Opportunities to Help Hurricane Victims

The Supreme Court of North Carolina in October issued an emergency order that permits out-of-state lawyers to practice law in the state temporarily to provide assistance to indigent victims of Hurricane Florence. The order opens up opportunities for volunteer attorneys from across the country to provide pro bono support in person or remotely, by working with a legal services organization or through NC Free Legal Answers (https://nc. freelegalanswers.org). Victims of Hurricane Michael in Florida can find legal assistance by calling a hotline set up by a partnership among the Disaster Legal Services Program of the American Bar Association Young Lawyers Division, the Federal Emergency Management Agency (FEMA), the Florida Bar and legal aid agencies. Go to americanbar.org/groups/young_lawyers/disaster_legal_services.

Opinion on Attorney Disaster Response Released

The American Bar Association Standing Committee on Ethics and Professional Responsibility recently released an opinion that underscores the importance of ABA model rules for lawyers affected by disasters and provides specific guidance on their ethical responsibilities in the aftermath of hurricanes, floods, tornadoes and fires. The formal opinion notes that recent large-scale disasters highlight the need for lawyers to understand that extreme weather events and other calamities have the potential to destroy property or cause the long-term loss of power. Lawyers, in turn, have an ethical obligation to implement reasonable measures to safeguard property and funds they hold for clients or third parties, prepare for business interruption and keep clients informed about how to contact them or their successor counsel.


Volunteer for Tennessee Youth Court Program

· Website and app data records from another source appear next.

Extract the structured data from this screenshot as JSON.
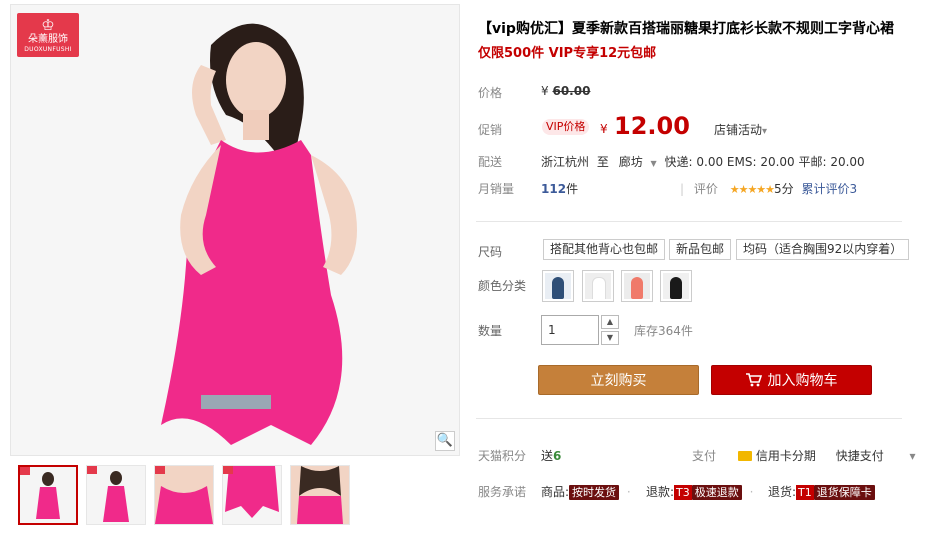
{
  "logo": {
    "glyph": "♔",
    "cn": "朵薰服饰",
    "en": "DUOXUNFUSHI"
  },
  "product": {
    "title": "【vip购优汇】夏季新款百搭瑞丽糖果打底衫长款不规则工字背心裙",
    "subtitle": "仅限500件 VIP专享12元包邮"
  },
  "price": {
    "label": "价格",
    "currency": "¥",
    "original": "60.00"
  },
  "promo": {
    "label": "促销",
    "vip_badge": "VIP价格",
    "currency": "¥",
    "price": "12.00",
    "store_activity": "店铺活动",
    "chevron": "▾"
  },
  "delivery": {
    "label": "配送",
    "from": "浙江杭州",
    "to_word": "至",
    "to": "廊坊",
    "caret": "▼",
    "fees": "快递: 0.00 EMS: 20.00 平邮: 20.00"
  },
  "sales": {
    "label": "月销量",
    "count": "112",
    "unit": "件",
    "rating_label": "评价",
    "stars": "★★★★★",
    "score": "5分",
    "reviews": "累计评价3"
  },
  "size": {
    "label": "尺码",
    "options": [
      "搭配其他背心也包邮",
      "新品包邮",
      "均码（适合胸围92以内穿着）"
    ]
  },
  "color": {
    "label": "颜色分类",
    "options": [
      {
        "name": "navy",
        "color": "#2f4f77"
      },
      {
        "name": "white",
        "color": "#ffffff"
      },
      {
        "name": "coral",
        "color": "#f07a6a"
      },
      {
        "name": "black",
        "color": "#1a1a1a"
      }
    ]
  },
  "quantity": {
    "label": "数量",
    "value": "1",
    "up": "▲",
    "down": "▼",
    "stock": "库存364件"
  },
  "actions": {
    "buy_now": "立刻购买",
    "add_to_cart": "加入购物车"
  },
  "points": {
    "label": "天猫积分",
    "send": "送",
    "amount": "6",
    "pay_label": "支付",
    "credit": "信用卡分期",
    "quick_pay": "快捷支付",
    "more": "▾"
  },
  "service": {
    "label": "服务承诺",
    "goods_label": "商品:",
    "goods_tag": "按时发货",
    "refund_label": "退款:",
    "refund_code": "T3",
    "refund_tag": "极速退款",
    "return_label": "退货:",
    "return_code": "T1",
    "return_tag": "退货保障卡"
  },
  "zoom_icon": "🔍",
  "colors": {
    "accent": "#c40000",
    "buy_button": "#c5803a",
    "link": "#3c5a99",
    "star": "#f5a623"
  }
}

The Tennessee Youth Court program is seeking attorneys to volunteer in its peer court program in communities across the state. Through the program, teenagers take part in court proceedings to decide the sentences for other teens who have committed juvenile offenses. To learn more, visit tnyouthcourts.org or contact Executive Director Denise Bentley at ddbentley@gmail.com.